MSNBC contributor deletes tweet of Russian plane being shot down after learning it was from video game

FOX News

Former U.S. ambassador to NATO provides insight on a potentially pivotal setback for Russia in its war on Ukraine on'The Story.' MSNBC contributor Barry R. McCaffrey, a retired four-star general, shared a video Monday of what he appeared to think was a Russian plane being shot down by Ukraine, but deleted the tweet after being informed it occurred in an animated video game. According to images of the original tweet, McCaffrey tweeted an animated image from the video game "Arma 3." MSNBC's Brian R. McCaffrey, a retired four star general, shared video of a Russian plane being shot down by Ukraine on Monday but deleted the tweet after being informed it occurred in an animated video game. McCaffrey wrote in the since-deleted tweet, "Russian aircraft getting nailed by UKR missile defense. Russians are losing large numbers of attack aircraft. UKR air defense becoming formidable," to accompany the animated image from the video game.
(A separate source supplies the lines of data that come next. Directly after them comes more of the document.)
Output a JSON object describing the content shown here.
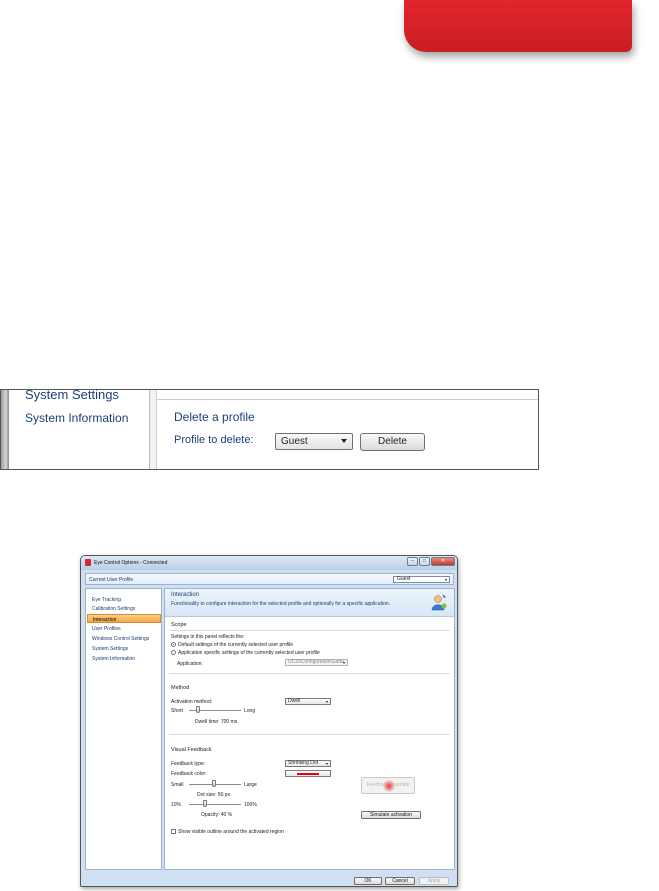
{
  "zoom": {
    "nav_items": [
      "System Settings",
      "System Information"
    ],
    "delete_heading": "Delete a profile",
    "profile_label": "Profile to delete:",
    "profile_value": "Guest",
    "delete_button": "Delete"
  },
  "window": {
    "title": "Eye Control Options - Connected",
    "title_buttons": {
      "minimize": "–",
      "maximize": "□",
      "close": "✕"
    },
    "profile_bar": {
      "label": "Current User Profile",
      "value": "Guest"
    },
    "sidebar": {
      "items": [
        "Eye Tracking",
        "Calibration Settings",
        "Interaction",
        "User Profiles",
        "Windows Control Settings",
        "System Settings",
        "System Information"
      ],
      "selected_index": 2
    },
    "header": {
      "title": "Interaction",
      "description": "Functionality to configure interaction for the selected profile and optionally for a specific application."
    },
    "scope": {
      "title": "Scope",
      "intro": "Settings in this panel reflects the:",
      "option_default": "Default settings of the currently selected user profile",
      "option_app": "Application specific settings of the currently selected user profile",
      "application_label": "Application:",
      "application_value": "UC20ConfigurationGuide"
    },
    "method": {
      "title": "Method",
      "activation_label": "Activation method:",
      "activation_value": "Dwell",
      "short_label": "Short",
      "long_label": "Long",
      "dwell_time": "Dwell time: 700 ms"
    },
    "visual": {
      "title": "Visual Feedback",
      "type_label": "Feedback type:",
      "type_value": "Shrinking Dot",
      "color_label": "Feedback color:",
      "color_value": "#e3001b",
      "small_label": "Small",
      "large_label": "Large",
      "dot_size": "Dot size: 50 px",
      "min_opacity": "10%",
      "max_opacity": "100%",
      "opacity": "Opacity: 40 %",
      "preview_label": "Feedback Example",
      "simulate_button": "Simulate activation",
      "outline_checkbox": "Show visible outline around the activated region"
    },
    "footer": {
      "ok": "OK",
      "cancel": "Cancel",
      "apply": "Apply"
    }
  }
}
From The Link: Lessons Learned From the SubT Challenge

CMU School of Computer Science

As the countdown started, a boxy robot with four big wheels carrying a host of cameras, sensors, communication equipment, autonomy software and the computing power to make it all work together rolled down a ramp into a dark tunnel. It did not know where it was, what was ahead of it or where it was going. It was there to explore. Over the next hour, more robots followed: wheeled robots, drones and a dog-like quadruped. Team Explorer deployed eight robots for the final round of the Defense Advanced Research Projects Agency (DARPA) Subterranean, or SubT, Challenge -- a three-year competition during which teams from around the world raced to develop robotic systems that could autonomously operate in underground environments like caves, mines or subway stations for search and rescue missions.


The US Military Is Building Its Own Metaverse

WIRED

On May 10, two fighter pilots performed a high-altitude proto-metaverse experiment. A few thousand feet above the desert of California, in a pair of Berkut 540 jets, they donned custom AR headsets to connect to a system that overlaid a ghostly, glowing image of a refueling aircraft flying alongside them in the sky. One of the pilots then performed a refueling maneuver with the virtual tanker while the other looked on. Welcome to the fledgling military metaverse. It isn't only Silicon Valley that's gripped by metaverse mania these days.


Feds Warn Employers Against Discriminatory Hiring Algorithms

WIRED

As companies increasingly involve AI in their hiring processes, advocates, lawyers, and researchers have continued to sound the alarm. Algorithms have been found to automatically assign job candidates different scores based on arbitrary criteria like whether they wear glasses or a headscarf or have a bookshelf in the background. Hiring algorithms can penalize applicants for having a Black-sounding name, mentioning a women's college, and even submitting their résumé using certain file types. They can disadvantage people who stutter or have a physical disability that limits their ability to interact with a keyboard. All of this has gone widely unchecked.